───── Source data ─────

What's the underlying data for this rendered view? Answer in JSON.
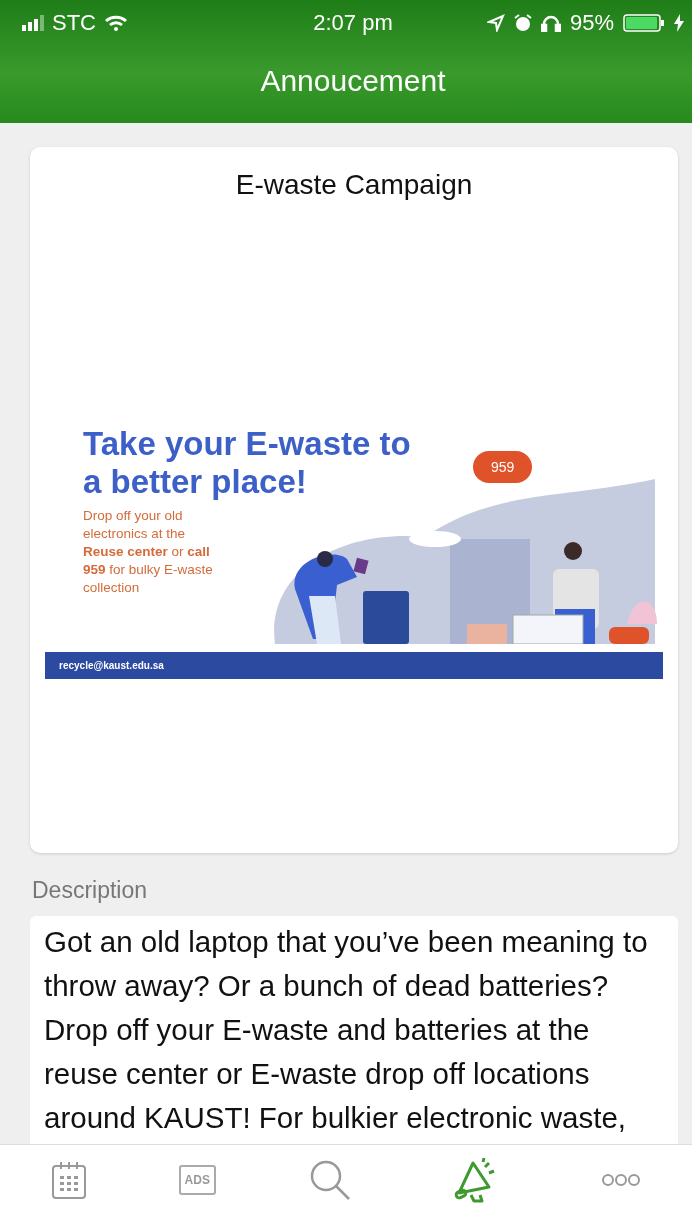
{
  "status_bar": {
    "carrier": "STC",
    "time": "2:07 pm",
    "battery": "95%"
  },
  "header": {
    "title": "Annoucement"
  },
  "card": {
    "title": "E-waste Campaign",
    "banner": {
      "headline": "Take your E-waste to a better place!",
      "body": "Drop off your old electronics at the **Reuse center** or **call 959** for bulky E-waste collection",
      "bubble": "959",
      "email": "recycle@kaust.edu.sa"
    }
  },
  "description": {
    "label": "Description",
    "text": "Got an old laptop that you’ve been meaning to throw away? Or a bunch of dead batteries? Drop off your E-waste and batteries at the reuse center or E-waste drop off locations around KAUST! For bulkier electronic waste,"
  },
  "tabs": [
    {
      "kind": "calendar",
      "selected": false
    },
    {
      "kind": "ads",
      "label": "ADS",
      "selected": false
    },
    {
      "kind": "search",
      "selected": false
    },
    {
      "kind": "announcements",
      "selected": true
    },
    {
      "kind": "more",
      "selected": false
    }
  ]
}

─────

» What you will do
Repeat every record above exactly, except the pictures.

» Written reply
What's the underlying data for this rendered view? Answer in JSON.
{
  "status_bar": {
    "carrier": "STC",
    "time": "2:07 pm",
    "battery": "95%"
  },
  "header": {
    "title": "Annoucement"
  },
  "card": {
    "title": "E-waste Campaign",
    "banner": {
      "headline": "Take your E-waste to a better place!",
      "body": "Drop off your old electronics at the **Reuse center** or **call 959** for bulky E-waste collection",
      "bubble": "959",
      "email": "recycle@kaust.edu.sa"
    }
  },
  "description": {
    "label": "Description",
    "text": "Got an old laptop that you’ve been meaning to throw away? Or a bunch of dead batteries? Drop off your E-waste and batteries at the reuse center or E-waste drop off locations around KAUST! For bulkier electronic waste,"
  },
  "tabs": [
    {
      "kind": "calendar",
      "selected": false
    },
    {
      "kind": "ads",
      "label": "ADS",
      "selected": false
    },
    {
      "kind": "search",
      "selected": false
    },
    {
      "kind": "announcements",
      "selected": true
    },
    {
      "kind": "more",
      "selected": false
    }
  ]
}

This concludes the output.